In case you missed our earlier insights video tip series discussing why you need to shift from a product centric approach to a customer centric approach, here are the links to view them:

Insights Video: Is your website brand or customer focussed?

Insights Video: How to turn your website into a customer centric approach

For further information on how you can increase your client engagement from your digital presence and website, we can review this for you and share our recommendations  as part of our complementary digital readiness assessment.

Contact us at Twitter@alchemise_cons,  email or phone us +61(3) 9225 5022

Insights Video #2 – How to turn your website into a customer centric approach

Here is an example of how you can change your website to a customer centric approach from an Australian IT company website we found – Maxsum IT.

Did you miss Insights Video #1 – Is your website brand centric or customer focussed? Watch it here now.

Hear from our Marketing and Sales Insight consultant, Andrew McFayden about why this is our advice for people thinking of a website redesign project or content marketing campaign using an example of how to approach it.
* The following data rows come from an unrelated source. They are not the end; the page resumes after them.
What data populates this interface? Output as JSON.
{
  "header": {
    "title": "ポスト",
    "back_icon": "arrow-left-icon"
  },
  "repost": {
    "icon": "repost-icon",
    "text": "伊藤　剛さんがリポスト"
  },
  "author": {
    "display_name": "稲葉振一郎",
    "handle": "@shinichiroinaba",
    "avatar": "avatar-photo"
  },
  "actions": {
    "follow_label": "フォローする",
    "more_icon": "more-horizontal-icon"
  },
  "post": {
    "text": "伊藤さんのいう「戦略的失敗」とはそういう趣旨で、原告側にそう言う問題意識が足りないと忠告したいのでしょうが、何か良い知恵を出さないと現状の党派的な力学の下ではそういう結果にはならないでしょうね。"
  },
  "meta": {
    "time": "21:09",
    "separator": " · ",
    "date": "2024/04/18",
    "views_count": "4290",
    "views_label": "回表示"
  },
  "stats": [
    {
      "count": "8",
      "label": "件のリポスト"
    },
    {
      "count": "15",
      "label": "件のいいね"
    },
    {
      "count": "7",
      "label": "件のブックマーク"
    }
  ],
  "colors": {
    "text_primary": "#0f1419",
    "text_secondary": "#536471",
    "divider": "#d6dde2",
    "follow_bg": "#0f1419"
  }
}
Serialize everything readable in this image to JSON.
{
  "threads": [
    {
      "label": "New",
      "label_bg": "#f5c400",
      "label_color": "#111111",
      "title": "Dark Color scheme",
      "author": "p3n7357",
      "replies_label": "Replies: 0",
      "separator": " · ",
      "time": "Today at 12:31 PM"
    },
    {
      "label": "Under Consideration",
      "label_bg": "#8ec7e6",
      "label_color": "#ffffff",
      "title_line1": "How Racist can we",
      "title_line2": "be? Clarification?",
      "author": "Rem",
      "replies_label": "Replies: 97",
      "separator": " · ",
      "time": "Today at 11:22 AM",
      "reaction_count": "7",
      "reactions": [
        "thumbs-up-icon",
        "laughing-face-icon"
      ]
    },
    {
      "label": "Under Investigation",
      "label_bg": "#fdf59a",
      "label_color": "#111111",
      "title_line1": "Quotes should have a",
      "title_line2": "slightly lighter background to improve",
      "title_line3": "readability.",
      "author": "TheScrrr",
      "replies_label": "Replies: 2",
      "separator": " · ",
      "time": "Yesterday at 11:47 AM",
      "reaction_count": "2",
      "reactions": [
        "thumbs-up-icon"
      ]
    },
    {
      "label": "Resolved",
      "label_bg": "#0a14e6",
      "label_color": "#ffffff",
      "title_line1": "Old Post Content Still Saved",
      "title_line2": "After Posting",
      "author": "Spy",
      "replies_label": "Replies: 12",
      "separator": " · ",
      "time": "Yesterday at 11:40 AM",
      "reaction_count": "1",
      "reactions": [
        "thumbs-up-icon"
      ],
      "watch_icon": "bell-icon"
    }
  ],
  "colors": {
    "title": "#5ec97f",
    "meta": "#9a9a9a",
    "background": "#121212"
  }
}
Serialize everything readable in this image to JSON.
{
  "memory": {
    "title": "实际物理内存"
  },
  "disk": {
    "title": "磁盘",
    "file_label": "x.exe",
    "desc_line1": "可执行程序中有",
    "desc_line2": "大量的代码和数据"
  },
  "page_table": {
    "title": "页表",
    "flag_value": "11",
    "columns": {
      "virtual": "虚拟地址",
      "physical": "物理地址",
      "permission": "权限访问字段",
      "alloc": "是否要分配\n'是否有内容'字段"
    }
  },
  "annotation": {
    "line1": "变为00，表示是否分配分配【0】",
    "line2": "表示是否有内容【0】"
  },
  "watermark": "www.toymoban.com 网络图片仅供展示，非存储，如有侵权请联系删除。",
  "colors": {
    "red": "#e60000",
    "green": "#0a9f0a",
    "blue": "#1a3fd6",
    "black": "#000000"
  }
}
 If you are tired of your content marketing campaigns failing with no ROI, find out how Alchemise Consulting can drive more effective leads for your business.

We are a boutique business growth consultancy based in Melbourne, focused on delivering high value business and sales consulting in APAC with an outcome based focus and shared risk approach.

For further details on any of these points above with a confidential discussion on how we can assist you for business partnership or growth/exit strategies, please contact us on or register for free initial consultation.

Insights Video #1 – Is your website brand centric or customer focussed?

Hear our latest marketing insights from our Marketing and Sales Insights Consultant, Andrew McFayden, in this short video about why many business website designs and content are brand centric and NOT effective in attracting or engaging with your customers.

Stay tuned for our next video of an example IT services website that started the process of being customer centric, as opposed to brand centric – available to watch right now, HERE!

 If you are tired of your content marketing campaigns failing with no ROI, find out how Alchemise Consulting can drive more effective leads for your business.

We are a boutique business growth consultancy based in Melbourne, focused on delivering high value business sales and marketing consulting in APAC with an outcome based focus and shared risk approach.

For further details on any of these points above with a confidential discussion on how we can assist you for business partnership or growth/exit strategies, please contact us on or register for a free initial consultation.